30 Rock’s Judah Friedlander on Pac-Man

Aug 02, 2010 Issue #32 - Summer 2010 - Wasted on the Youth
Bookmark and Share


The cliché goes something like this: "When I was your age... insert over-the-top trial."  If the recollections of 30 Rock's Judah Friedlander begin to sound like "uphill-both-ways-in-the-snow" scenarios as he describes the hardships of his Pac-Man-obsessed youth, it's only because gamers today have it so good.

"The big difference back then is that the home version was a completely horrendous version of the arcade version," Friedlander says of the gaming system he owned as a preteen. "Pac-Man, for example, had a completely different maze than the Atari home system, and the dots that you were supposed to eat were actually rectangles and the screen had an intense flicker to it so it was very hard on the eyes. If you went to a video arcade you wouldn't even put your quarter in the machine, it was that bad."

To get his fix, Friedlander would join his fellow gamers at the local arcade, which presented its own set of issues. "At the arcade, people don't understand today, there was pressure!" he says. "There were other people watching. Those people might be trying to bump you so you get out and they can play earlier. So there was always the potential of a fight breaking out and, depending on where you were going, getting your wallet stolen while you were playing."

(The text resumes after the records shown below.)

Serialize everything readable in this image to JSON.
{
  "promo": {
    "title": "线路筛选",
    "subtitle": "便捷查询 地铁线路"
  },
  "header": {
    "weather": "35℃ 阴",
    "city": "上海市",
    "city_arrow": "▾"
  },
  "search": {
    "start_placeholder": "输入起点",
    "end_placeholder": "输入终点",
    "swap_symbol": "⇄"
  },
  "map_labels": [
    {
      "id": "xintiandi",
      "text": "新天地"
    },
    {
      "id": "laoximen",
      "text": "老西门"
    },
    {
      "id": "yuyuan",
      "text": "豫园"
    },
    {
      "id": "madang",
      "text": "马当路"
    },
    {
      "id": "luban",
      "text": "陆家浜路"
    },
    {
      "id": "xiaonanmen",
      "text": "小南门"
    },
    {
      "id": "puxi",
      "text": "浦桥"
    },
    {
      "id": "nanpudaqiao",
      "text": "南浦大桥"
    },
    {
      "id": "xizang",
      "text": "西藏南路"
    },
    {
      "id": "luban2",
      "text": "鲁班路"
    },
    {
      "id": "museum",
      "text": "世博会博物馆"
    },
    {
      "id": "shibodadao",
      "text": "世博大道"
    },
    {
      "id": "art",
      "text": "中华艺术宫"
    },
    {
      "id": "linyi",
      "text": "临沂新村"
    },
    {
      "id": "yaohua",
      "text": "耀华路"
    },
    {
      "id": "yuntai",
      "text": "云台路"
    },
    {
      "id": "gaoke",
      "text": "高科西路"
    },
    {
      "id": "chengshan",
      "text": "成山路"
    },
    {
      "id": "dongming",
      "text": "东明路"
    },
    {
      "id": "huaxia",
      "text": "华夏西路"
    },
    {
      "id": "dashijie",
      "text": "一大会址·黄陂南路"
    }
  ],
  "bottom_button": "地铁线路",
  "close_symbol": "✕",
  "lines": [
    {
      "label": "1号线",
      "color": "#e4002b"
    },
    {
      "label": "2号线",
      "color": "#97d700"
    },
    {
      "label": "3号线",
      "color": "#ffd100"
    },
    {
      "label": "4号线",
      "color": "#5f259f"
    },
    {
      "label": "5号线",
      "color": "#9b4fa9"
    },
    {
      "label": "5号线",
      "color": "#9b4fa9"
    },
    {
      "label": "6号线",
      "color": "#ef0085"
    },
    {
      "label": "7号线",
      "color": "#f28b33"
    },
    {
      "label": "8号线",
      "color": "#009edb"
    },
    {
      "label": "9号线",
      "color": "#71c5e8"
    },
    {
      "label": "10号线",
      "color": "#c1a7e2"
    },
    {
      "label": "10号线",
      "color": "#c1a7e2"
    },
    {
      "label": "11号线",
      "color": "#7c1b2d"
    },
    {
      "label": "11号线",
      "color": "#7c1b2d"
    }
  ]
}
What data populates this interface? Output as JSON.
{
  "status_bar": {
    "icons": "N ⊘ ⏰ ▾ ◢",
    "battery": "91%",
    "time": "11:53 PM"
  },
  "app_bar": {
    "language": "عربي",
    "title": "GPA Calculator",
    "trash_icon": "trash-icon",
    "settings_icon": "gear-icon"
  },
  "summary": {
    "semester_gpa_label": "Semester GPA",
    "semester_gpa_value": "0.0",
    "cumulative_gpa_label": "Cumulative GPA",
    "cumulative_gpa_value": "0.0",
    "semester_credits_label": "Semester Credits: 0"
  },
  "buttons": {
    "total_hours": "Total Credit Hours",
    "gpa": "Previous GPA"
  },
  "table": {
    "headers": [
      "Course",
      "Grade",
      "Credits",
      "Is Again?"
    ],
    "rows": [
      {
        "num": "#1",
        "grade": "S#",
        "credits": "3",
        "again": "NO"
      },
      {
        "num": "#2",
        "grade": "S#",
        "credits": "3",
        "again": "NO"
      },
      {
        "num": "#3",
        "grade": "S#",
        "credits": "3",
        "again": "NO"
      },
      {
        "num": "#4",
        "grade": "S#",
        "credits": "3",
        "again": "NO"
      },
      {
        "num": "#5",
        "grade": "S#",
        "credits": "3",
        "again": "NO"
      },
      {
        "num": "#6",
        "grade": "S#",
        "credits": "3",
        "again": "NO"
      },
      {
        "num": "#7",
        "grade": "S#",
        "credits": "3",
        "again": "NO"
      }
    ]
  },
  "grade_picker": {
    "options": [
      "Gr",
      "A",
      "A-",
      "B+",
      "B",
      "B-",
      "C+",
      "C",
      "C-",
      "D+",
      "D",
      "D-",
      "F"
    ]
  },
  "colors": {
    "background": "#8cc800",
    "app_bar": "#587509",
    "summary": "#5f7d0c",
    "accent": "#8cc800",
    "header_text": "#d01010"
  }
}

To alleviate tensions in determining who was up next at the controls, a ritual was formed. "What they would do is, as you were playing, they would stack their quarters," recounts Friedlander. "And when they would stack their quarters on the machine as you were playing, it would signify that they have the next game. So there's all this pressure when you're playing and outside influences going on that could impede you from doing well."

However, there were steps a cash-strapped youth could take to prolong his turns and improve his standings. "There were Pac-Man books. There was one by Ken Uston, Mastering Pac-Man," remembers Friedlander. "I studied that thing. It's like, 'Move over homework! I'm reading the Pac-Man book!'"  Yet, he recalls the results being bittersweet. "You know, I actually did it, I did learn the Pac-Man patterns, and it did work, but it did take away some of the joy of it, 'cause like, 'Oh, now I can beat Pac-Man.'"

The original elation was renewed with the introduction of Ms. Pac-Man. "When Ms. Pac-Man came out, the big deal with that was you couldn't do a pattern," says Friedlander, who never let character gender come into play. "Any macho-ness was thrown out the window. The lipstick, the pink bow in her hair, the eyelashes, nobody cared. Everyone loved it! Ms. Pac-Man was a big part of the feminist movement is what I'm trying to say." Even as an adult, Friedlander still visits the first lady of video games. "At this one bar downstairs from a comedy club that I used to play at, they had a Ms. Pac-Man machine. So, we'd all be down there, making fun of each other. Friends goof off with each other. Guys do that. A video game can be a good outlet for that."

(In addition to being a noted Pac-Man scholar, Judah Friedlander plays Frank Rossitano on NBC's 30 Rock. His upcoming HarperCollins/It Books "instructional" manual/book is titled, How to Beat Up Anybody: An Instructional and Inspirational Karate Book by The World Champion.)



Comments

Submit your comment

Name Required

Email Required, will not be published

URL

Remember my personal information
Notify me of follow-up comments?

Please enter the word you see in the image below:

There are no comments for this entry yet.